Aim of the task ▸
Calculate how many lines in the following records hold the word "letter", and report that number without comment.

---------- Source material ----------

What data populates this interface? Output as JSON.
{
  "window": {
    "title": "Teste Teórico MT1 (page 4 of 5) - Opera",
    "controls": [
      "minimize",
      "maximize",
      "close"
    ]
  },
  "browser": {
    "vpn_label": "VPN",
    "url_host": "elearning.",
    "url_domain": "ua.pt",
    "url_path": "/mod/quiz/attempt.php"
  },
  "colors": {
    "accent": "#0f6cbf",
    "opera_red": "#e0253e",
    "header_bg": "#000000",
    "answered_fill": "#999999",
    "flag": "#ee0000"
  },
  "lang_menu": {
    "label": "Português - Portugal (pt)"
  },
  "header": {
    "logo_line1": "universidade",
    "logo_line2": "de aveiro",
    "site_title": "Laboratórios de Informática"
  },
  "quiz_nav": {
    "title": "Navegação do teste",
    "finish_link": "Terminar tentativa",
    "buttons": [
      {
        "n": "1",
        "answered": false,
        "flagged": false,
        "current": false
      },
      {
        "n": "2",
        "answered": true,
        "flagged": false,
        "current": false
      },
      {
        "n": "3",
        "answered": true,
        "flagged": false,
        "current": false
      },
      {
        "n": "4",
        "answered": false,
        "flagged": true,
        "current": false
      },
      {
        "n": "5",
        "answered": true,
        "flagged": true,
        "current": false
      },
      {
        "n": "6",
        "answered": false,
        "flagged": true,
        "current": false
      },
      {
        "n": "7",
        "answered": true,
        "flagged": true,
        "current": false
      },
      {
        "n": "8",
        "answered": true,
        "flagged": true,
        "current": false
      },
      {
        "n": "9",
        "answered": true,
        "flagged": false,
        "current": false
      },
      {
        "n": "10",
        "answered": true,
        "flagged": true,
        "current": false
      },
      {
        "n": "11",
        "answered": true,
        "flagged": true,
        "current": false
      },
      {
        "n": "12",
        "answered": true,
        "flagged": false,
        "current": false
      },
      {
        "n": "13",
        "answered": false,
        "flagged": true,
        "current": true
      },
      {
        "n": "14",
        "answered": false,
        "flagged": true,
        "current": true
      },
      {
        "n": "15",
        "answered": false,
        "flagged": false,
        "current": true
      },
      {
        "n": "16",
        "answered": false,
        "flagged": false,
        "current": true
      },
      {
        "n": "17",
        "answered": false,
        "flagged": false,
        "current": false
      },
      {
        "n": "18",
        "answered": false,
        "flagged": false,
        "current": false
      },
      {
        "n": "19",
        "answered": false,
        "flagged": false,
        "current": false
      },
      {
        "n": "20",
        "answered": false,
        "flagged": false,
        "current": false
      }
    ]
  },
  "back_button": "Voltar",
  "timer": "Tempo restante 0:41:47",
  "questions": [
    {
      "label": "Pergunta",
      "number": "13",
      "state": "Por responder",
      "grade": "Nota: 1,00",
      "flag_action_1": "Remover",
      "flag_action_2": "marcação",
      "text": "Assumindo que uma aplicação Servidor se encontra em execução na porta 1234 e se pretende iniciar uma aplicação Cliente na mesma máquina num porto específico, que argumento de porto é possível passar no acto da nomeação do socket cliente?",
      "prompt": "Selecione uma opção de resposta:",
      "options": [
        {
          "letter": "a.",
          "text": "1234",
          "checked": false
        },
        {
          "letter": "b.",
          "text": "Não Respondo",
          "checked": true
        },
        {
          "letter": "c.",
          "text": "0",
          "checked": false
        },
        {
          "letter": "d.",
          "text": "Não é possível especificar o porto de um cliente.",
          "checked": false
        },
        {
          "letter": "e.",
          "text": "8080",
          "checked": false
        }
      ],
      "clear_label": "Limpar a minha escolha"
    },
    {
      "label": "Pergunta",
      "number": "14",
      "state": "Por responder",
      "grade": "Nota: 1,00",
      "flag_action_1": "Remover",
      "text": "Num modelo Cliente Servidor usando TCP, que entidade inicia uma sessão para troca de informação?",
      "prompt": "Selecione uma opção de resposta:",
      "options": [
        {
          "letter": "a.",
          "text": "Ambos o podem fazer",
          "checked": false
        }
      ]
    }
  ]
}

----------

Solution to this task ▸
6